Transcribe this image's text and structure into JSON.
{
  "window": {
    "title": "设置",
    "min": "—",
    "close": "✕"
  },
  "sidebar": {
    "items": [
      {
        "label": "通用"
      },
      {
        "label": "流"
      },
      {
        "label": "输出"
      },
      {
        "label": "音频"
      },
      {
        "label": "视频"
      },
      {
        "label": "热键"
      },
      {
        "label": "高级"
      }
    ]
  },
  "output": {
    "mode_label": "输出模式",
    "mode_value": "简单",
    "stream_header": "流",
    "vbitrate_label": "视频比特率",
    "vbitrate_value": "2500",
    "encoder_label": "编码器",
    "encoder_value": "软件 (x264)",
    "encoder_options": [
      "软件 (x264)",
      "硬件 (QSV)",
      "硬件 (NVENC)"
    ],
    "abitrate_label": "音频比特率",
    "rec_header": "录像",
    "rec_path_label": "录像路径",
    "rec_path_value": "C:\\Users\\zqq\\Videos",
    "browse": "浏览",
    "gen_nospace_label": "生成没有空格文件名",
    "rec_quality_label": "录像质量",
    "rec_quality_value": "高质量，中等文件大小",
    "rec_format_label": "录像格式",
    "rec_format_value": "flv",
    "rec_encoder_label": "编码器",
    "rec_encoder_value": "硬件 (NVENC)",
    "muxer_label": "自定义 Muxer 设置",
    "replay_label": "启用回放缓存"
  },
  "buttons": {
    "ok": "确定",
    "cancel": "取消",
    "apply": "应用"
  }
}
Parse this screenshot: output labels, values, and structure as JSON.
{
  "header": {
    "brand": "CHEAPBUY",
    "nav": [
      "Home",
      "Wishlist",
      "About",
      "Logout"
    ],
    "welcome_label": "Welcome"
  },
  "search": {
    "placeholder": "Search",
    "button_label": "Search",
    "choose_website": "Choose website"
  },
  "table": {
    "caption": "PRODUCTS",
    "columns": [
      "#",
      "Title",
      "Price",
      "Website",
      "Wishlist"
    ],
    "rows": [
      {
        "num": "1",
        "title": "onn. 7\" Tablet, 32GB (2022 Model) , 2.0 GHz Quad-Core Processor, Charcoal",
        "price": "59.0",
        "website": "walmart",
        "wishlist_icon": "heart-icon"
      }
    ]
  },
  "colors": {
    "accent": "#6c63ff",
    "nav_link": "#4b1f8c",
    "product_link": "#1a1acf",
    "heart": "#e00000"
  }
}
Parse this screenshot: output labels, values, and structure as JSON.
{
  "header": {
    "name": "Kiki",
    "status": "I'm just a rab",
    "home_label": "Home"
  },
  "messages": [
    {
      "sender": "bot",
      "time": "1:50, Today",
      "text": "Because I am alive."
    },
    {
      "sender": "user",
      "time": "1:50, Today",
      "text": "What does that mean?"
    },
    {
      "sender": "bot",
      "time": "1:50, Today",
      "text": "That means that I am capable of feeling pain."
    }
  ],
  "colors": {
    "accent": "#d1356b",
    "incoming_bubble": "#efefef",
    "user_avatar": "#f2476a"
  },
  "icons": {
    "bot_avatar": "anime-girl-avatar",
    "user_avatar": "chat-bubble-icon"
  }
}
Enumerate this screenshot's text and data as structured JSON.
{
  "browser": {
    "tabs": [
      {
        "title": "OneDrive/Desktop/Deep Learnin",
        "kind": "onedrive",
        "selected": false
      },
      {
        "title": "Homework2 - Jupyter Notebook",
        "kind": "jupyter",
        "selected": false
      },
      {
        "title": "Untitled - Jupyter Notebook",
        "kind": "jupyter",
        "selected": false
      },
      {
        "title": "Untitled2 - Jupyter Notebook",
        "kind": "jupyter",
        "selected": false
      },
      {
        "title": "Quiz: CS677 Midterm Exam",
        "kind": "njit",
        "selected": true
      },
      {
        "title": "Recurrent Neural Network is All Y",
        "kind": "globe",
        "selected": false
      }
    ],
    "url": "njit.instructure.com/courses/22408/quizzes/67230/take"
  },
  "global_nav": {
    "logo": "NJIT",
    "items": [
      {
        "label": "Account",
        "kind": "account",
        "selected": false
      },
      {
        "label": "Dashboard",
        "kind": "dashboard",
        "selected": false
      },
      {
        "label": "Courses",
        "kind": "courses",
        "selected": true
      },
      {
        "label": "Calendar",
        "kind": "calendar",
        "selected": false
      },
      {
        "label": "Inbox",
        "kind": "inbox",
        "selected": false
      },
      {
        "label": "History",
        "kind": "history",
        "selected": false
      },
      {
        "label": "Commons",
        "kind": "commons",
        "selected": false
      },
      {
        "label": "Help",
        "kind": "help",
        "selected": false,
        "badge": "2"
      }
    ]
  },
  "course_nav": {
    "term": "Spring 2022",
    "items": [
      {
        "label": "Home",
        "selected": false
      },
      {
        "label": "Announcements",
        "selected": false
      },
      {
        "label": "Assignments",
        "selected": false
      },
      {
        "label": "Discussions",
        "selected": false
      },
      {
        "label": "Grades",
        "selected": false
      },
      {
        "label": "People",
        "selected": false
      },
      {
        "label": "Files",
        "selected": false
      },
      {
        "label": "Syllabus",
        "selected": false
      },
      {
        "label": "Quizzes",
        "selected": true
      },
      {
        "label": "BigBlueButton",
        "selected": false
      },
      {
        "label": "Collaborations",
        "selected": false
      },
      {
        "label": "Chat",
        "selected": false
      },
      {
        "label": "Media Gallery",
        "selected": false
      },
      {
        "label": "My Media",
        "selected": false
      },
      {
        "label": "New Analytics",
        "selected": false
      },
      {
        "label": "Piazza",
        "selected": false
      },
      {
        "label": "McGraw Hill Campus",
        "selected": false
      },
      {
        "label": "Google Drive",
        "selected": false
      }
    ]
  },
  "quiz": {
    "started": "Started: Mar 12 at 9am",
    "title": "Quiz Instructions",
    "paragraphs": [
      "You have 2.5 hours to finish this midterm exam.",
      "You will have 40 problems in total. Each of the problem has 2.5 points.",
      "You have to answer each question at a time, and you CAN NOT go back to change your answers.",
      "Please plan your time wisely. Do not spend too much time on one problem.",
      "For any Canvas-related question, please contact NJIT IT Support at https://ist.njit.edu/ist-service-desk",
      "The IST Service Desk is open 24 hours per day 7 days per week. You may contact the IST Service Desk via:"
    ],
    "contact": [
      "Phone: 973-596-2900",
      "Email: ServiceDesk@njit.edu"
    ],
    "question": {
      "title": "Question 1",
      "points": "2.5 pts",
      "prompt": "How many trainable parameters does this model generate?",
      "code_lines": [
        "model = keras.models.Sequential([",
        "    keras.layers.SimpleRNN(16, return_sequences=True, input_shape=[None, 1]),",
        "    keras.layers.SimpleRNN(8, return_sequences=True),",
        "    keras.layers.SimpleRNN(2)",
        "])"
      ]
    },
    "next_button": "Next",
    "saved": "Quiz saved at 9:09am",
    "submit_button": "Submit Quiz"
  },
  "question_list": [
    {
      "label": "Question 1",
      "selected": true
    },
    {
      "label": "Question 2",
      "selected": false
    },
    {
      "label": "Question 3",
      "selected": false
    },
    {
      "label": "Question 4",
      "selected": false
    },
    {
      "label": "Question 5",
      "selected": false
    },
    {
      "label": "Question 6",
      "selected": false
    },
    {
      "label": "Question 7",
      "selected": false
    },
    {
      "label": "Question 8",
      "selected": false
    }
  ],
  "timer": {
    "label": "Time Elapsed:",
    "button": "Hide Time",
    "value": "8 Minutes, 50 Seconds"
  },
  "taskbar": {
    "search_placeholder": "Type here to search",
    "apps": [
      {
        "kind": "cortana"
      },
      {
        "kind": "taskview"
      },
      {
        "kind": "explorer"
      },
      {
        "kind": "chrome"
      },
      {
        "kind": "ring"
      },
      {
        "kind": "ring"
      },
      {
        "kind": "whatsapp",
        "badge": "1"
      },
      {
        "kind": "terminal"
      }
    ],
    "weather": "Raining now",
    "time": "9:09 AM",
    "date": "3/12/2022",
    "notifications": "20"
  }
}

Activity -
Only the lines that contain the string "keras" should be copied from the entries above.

Response box -
        "model = keras.models.Sequential([",
        "    keras.layers.SimpleRNN(16, return_sequences=True, input_shape=[None, 1]),",
        "    keras.layers.SimpleRNN(8, return_sequences=True),",
        "    keras.layers.SimpleRNN(2)",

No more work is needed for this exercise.